    This is just a thought of the top of my head. Hope it helps.


    • #3
      Index card system

      Let me second Frank's recommendation, from the standpoint of someone who used pretty much exactly the system he recommends.

      Not sure if anyone will remember, but this idea was actually a system that sold (predominantly through airline magazines) about 10 years ago. You'd buy portfolios or inserts for your preferred binder. The inserts/portfolios had slots for notecards on which you'd list projects and next actions. I used it for probably 2 years before migrating to Covey. I migrated b/c 1) Covey was very in-vogue in my organization, 2) I liked the daily record of events feature, 3) at the time, the inserts only came in 8.5 x 11 inch format, and that made schlepping the binder around a bit much for me, and 4) standard index cards were a bit long for the slots, so the options were ordering huge quantities from the supplier or trimming your own index cards; since I hate the idea of not being able to restock at a moment's notice, I opted for the index card route and I got tired of trimming by hand. I'm not sure whether the system is sold any more; haven't seen ads for them in years.

      In retrospect, the system worked pretty well, and as you've noted, it's easily adapted to GTD. And while the binders made overviewing easy (the project names "peeped" out of the slots so you could in effect do the horizontal landscape scan of your project list in about 30 seconds, and then pull the card for the one you wanted for vertical scanning), they wouldn't be even close to necessary. As I think back on using the system, I'm amazed how useful it would be with GTD, and although I find my Palm an invaluable aid, if I had to be somewhere without it, this might *very* well be how I'd adapt...

      Bottom line: Frank's recommendation is both do-able and usable. I'd give it a try.



      • #4
        I think you are referring to ScanCards. I had an old phone # for them, and it turns out it still works--(800) 848-2618. I used ScanCards for a couple of years back in the early 1980's.

        The advantage was supposed to be that you saw all of the projects you had at a glance and could check the status of any project. The disadvantage that I found was that you were always just looking at the "big picture" rather than being able to hash out the tasks, organize the tasks in a fashion that would get them done quickly, and then go about the business of accomplising the tasks (and hence completeing the projects). I found myself using the portflio less and less and simply using the cards. That way I could see what the tasks were more easily. I left that system for a paper planner, which is a system I stuck with until going to a Palm and Outlook a year ago.

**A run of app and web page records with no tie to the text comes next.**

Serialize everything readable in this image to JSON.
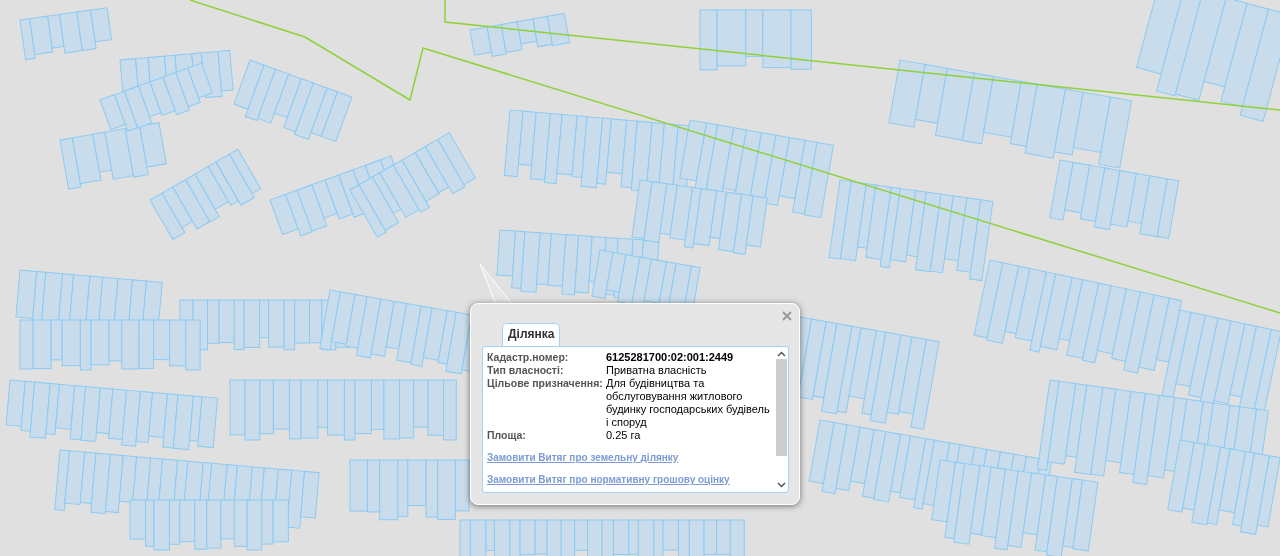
{
  "popup": {
    "tabs": [
      {
        "label": "Ділянка",
        "selected": true
      }
    ],
    "fields": [
      {
        "label": "Кадастр.номер:",
        "value": "6125281700:02:001:2449",
        "kind": "number"
      },
      {
        "label": "Тип власності:",
        "value": "Приватна власність",
        "kind": "text"
      },
      {
        "label": "Цільове призначення:",
        "value": "Для будівництва та обслуговування житлового будинку господарських будівель і споруд",
        "kind": "text"
      },
      {
        "label": "Площа:",
        "value": "0.25 га",
        "kind": "text"
      }
    ],
    "links": [
      "Замовити Витяг про земельну ділянку",
      "Замовити Витяг про нормативну грошову оцінку"
    ]
  }
}
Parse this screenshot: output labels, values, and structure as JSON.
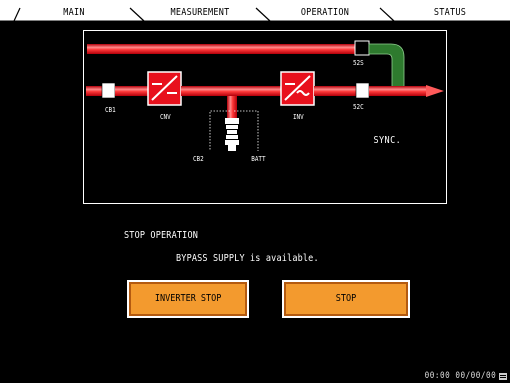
{
  "tabs": [
    {
      "label": "MAIN",
      "active": true
    },
    {
      "label": "MEASUREMENT",
      "active": false
    },
    {
      "label": "OPERATION",
      "active": false
    },
    {
      "label": "STATUS",
      "active": false
    }
  ],
  "diagram": {
    "labels": {
      "cb1": "CB1",
      "cnv": "CNV",
      "cb2": "CB2",
      "batt": "BATT",
      "inv": "INV",
      "s52s": "52S",
      "s52c": "52C",
      "sync": "SYNC."
    },
    "colors": {
      "bus": "#e8101c",
      "bus_highlight": "#ff9a9a",
      "bypass_path": "#2e7a2e",
      "breaker_open": "#ffffff",
      "breaker_closed": "#000000"
    }
  },
  "messages": {
    "status": "STOP OPERATION",
    "detail": "BYPASS SUPPLY is available."
  },
  "buttons": {
    "inverter_stop": "INVERTER STOP",
    "stop": "STOP"
  },
  "statusbar": {
    "clock": "00:00 00/00/00"
  }
}
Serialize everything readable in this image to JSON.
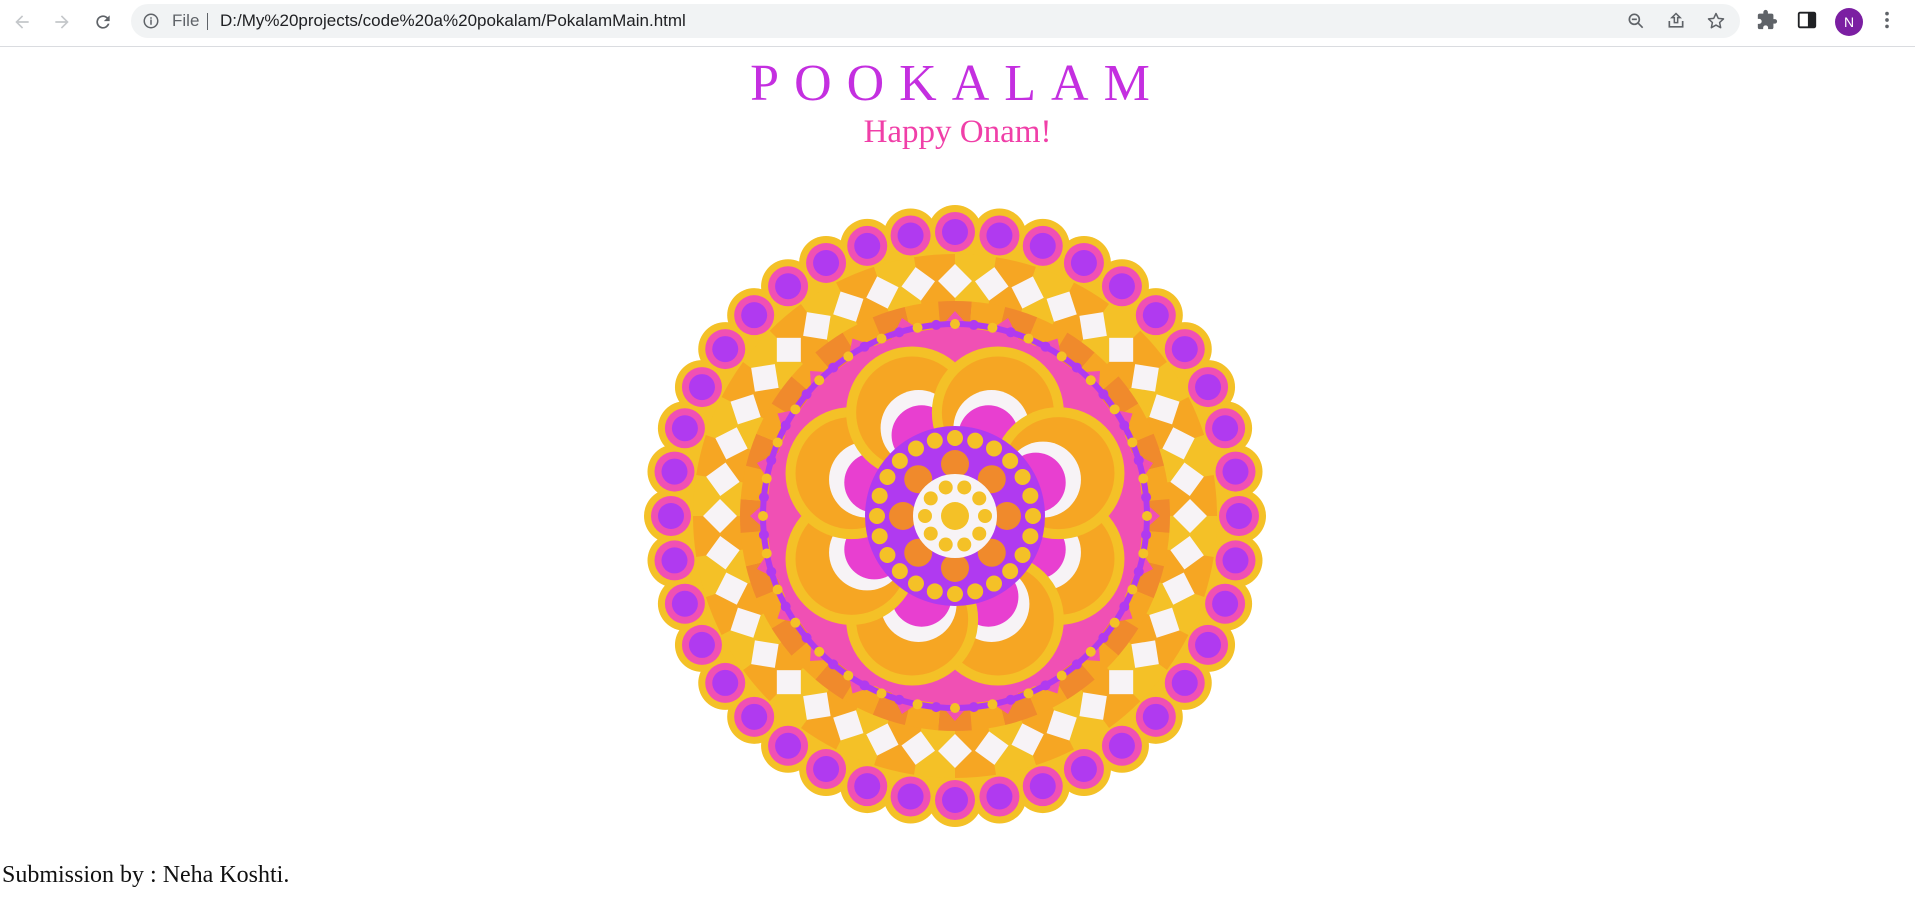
{
  "browser": {
    "address_scheme": "File",
    "address_url": "D:/My%20projects/code%20a%20pokalam/PokalamMain.html",
    "profile_initial": "N",
    "icons": [
      "back-arrow-icon",
      "forward-arrow-icon",
      "reload-icon",
      "info-icon",
      "zoom-out-icon",
      "share-icon",
      "star-icon",
      "extensions-puzzle-icon",
      "side-panel-icon",
      "more-vert-icon"
    ]
  },
  "page": {
    "title": "POOKALAM",
    "subtitle": "Happy Onam!",
    "credit": "Submission by : Neha Koshti."
  },
  "colors": {
    "title": "#c42fe0",
    "subtitle": "#f03fa8",
    "yellow": "#f4c127",
    "orange": "#f6a623",
    "deep_orange": "#f08a2c",
    "pink": "#f050b4",
    "magenta": "#e83fd0",
    "purple": "#b03af0",
    "white": "#f7f3f6"
  }
}
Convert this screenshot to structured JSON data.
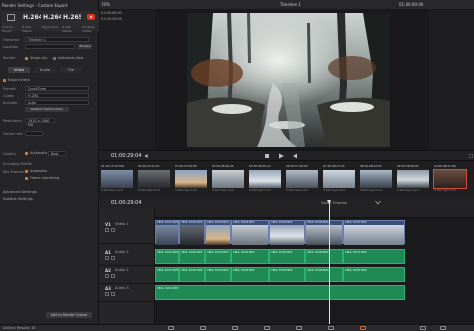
{
  "left": {
    "title": "Render Settings - Custom Export",
    "presets": [
      {
        "big": "",
        "sub": "Custom Export"
      },
      {
        "big": "H.264",
        "sub": "H.264 Master"
      },
      {
        "big": "H.264",
        "sub": "Hyperdeck"
      },
      {
        "big": "H.265",
        "sub": "H.265 Master"
      },
      {
        "big": "",
        "sub": "YouTube 1080p"
      }
    ],
    "filename_label": "Filename",
    "filename_value": "Timeline 1",
    "location_label": "Location",
    "location_value": "",
    "browse_label": "Browse",
    "render_label": "Render",
    "single_clip": "Single clip",
    "individual_clips": "Individual clips",
    "tabs": [
      "Video",
      "Audio",
      "File"
    ],
    "export_video_label": "Export Video",
    "format_label": "Format",
    "format_value": "QuickTime",
    "codec_label": "Codec",
    "codec_value": "H.264",
    "encoder_label": "Encoder",
    "encoder_value": "Auto",
    "network_opt": "Network Optimization",
    "resolution_label": "Resolution",
    "resolution_value": "1920 x 1080 HD",
    "frame_rate_label": "Frame rate",
    "quality_label": "Quality",
    "quality_value": "Automatic",
    "quality_value2": "Best",
    "encoding_label": "Encoding Profile",
    "keyframes_label": "Key Frames",
    "keyframes_value": "Automatic",
    "frame_reorder": "Frame reordering",
    "advanced_label": "Advanced Settings",
    "subtitle_label": "Subtitle Settings",
    "add_queue": "Add to Render Queue"
  },
  "header": {
    "zoom": "70%",
    "timeline_name": "Timeline 1",
    "tc_left": "01:00:00:00",
    "tc_left2": "01:00:29:04",
    "tc_right": "01:00:00:00"
  },
  "viewer": {
    "timecode": "01:00:29:04"
  },
  "thumbs": [
    {
      "lbl": "01",
      "tc": "00:13:10:024",
      "cap": "H.264 High 4:2:0"
    },
    {
      "lbl": "02",
      "tc": "00:13:11:07",
      "cap": "H.264 High 4:2:0"
    },
    {
      "lbl": "03",
      "tc": "00:13:09:08",
      "cap": "H.264 High 4:2:0"
    },
    {
      "lbl": "04",
      "tc": "00:08:26:44",
      "cap": "H.264 High 4:2:0"
    },
    {
      "lbl": "05",
      "tc": "00:08:20:12",
      "cap": "H.264 High 4:2:0"
    },
    {
      "lbl": "06",
      "tc": "00:17:20:00",
      "cap": "H.264 High 4:2:0"
    },
    {
      "lbl": "07",
      "tc": "00:08:17:23",
      "cap": "H.264 High 4:2:0"
    },
    {
      "lbl": "08",
      "tc": "00:08:42:03",
      "cap": "H.264 High 4:2:0"
    },
    {
      "lbl": "09",
      "tc": "00:08:58:00",
      "cap": "H.264 High 4:2:0"
    },
    {
      "lbl": "10",
      "tc": "00:08:21:06",
      "cap": "H.264 High 4:2:0"
    }
  ],
  "timeline": {
    "timecode": "01:00:29:04",
    "select_label": "Select Timeline",
    "tracks": [
      {
        "id": "V1",
        "name": "Video 1"
      },
      {
        "id": "A1",
        "name": "Audio 1"
      },
      {
        "id": "A2",
        "name": "Audio 2"
      },
      {
        "id": "A3",
        "name": "Audio 3"
      }
    ],
    "vclip_labels": [
      "CBUL DCD1.MP4",
      "CBUL DCD2.MP4",
      "CBUL DCD3.MP4",
      "CBUL DCD4.MP4",
      "CBUL DCD5.MP4",
      "CBUL DCD6.MP4",
      "CBUL DCD7.MP4"
    ],
    "aclip_labels": [
      "CBUL DCD1.MP4",
      "CBUL DCD2.MP4",
      "CBUL DCD3.MP4",
      "CBUL DCD4.MP4",
      "CBUL DCD5.MP4",
      "CBUL DCD6.MP4",
      "CBUL DCD7.MP4"
    ]
  },
  "bottom": {
    "app_label": "DaVinci Resolve 16"
  }
}
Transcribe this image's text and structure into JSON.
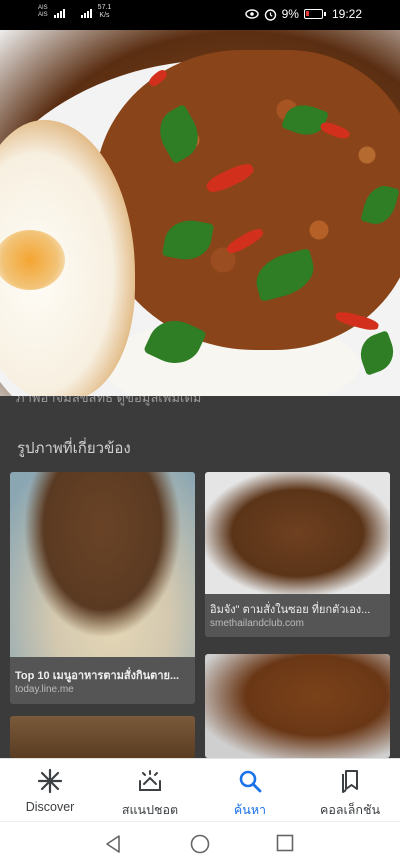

        Interestingly enough, I have though about ScanCards a great deal over the last year. What I am doing now is very much like having electronic cards. I put the name of the task in the subject line and have the note section available to record the NEXT next actions, notes from phone calls related to the tasks, etc. When I accomplish the tasks at hand, I so often simply cut and paste a new task into the subject line, change the category and change due date as needed. It's really like having an index card with all the pertinent data only in electronic form.


        • #5
          Scan cards

          I remember them well , not only does the phone # work --I tried which took me to executive --

          they even did a software version of scan cards (it's now only 29.95 because it's not Y2k compatible)

          They claim their system is used by 450 of the fortune 500 companies.

          Seems like a fast and easy way to do GTD without a palm --but I think it'd be weak in any areas besides projects. I always disliked the shuffling between cards (if you didn't carry "the system" ) --very easy to replicate with a palm for sure. Of course none of us knew about GTD back then

          I'd be curious to see how their sales have been affected since the palm came out in 96. I dropped the cards with my first daytimer also.


          • #6
            Scan Cards--That's it!

            Thanks for reminding me of the name and company...I hit the site for a few moments, and it brought back surprisingly fond memories. (Go figure.) Cheers! --Bryan